*EXTRACTED ENTRIES*
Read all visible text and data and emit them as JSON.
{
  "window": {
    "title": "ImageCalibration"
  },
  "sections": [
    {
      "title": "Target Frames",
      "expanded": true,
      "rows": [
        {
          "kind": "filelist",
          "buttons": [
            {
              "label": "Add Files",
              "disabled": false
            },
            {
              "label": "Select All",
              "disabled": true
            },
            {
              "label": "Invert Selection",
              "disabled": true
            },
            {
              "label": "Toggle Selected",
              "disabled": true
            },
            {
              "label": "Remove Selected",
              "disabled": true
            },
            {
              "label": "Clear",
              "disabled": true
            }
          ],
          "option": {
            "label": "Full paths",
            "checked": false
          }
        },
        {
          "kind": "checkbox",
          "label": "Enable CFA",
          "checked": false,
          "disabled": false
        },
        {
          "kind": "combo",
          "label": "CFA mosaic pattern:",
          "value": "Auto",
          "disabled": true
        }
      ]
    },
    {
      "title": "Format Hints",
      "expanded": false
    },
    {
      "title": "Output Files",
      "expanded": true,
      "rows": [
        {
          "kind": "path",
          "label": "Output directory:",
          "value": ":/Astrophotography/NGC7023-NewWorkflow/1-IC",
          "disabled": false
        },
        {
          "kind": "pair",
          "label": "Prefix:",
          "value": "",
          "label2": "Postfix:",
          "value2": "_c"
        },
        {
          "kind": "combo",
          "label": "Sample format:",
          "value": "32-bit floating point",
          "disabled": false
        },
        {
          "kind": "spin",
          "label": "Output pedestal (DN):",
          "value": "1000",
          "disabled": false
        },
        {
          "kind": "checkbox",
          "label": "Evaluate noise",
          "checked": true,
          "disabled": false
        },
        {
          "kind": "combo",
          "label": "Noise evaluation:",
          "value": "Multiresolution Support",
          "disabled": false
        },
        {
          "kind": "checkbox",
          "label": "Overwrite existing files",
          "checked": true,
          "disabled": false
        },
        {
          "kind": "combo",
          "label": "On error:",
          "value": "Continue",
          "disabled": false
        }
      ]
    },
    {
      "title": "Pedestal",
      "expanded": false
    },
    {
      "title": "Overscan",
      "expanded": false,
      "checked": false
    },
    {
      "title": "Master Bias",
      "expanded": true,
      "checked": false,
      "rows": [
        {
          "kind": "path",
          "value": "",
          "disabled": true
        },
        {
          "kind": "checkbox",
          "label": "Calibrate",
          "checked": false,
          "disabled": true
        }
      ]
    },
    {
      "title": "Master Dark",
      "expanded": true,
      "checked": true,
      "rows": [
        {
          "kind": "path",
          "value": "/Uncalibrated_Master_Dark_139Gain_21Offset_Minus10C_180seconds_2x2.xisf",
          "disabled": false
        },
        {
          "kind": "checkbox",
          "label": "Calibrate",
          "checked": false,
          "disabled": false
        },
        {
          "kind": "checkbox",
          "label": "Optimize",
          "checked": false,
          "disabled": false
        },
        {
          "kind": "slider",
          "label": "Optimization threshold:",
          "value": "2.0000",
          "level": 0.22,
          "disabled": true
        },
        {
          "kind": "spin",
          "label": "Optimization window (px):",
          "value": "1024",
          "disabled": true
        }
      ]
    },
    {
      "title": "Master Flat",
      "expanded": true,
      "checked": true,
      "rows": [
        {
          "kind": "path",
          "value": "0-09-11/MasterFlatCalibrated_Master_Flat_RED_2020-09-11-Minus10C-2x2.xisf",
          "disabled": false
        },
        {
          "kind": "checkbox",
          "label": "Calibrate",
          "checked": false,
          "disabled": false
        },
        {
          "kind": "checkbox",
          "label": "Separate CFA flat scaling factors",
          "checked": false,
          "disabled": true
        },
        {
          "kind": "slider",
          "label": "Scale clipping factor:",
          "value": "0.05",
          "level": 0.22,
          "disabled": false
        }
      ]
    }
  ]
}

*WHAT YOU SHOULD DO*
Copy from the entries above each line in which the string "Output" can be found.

*SOLUTION BELOW*
      "title": "Output Files",
          "label": "Output directory:",
          "label": "Output pedestal (DN):",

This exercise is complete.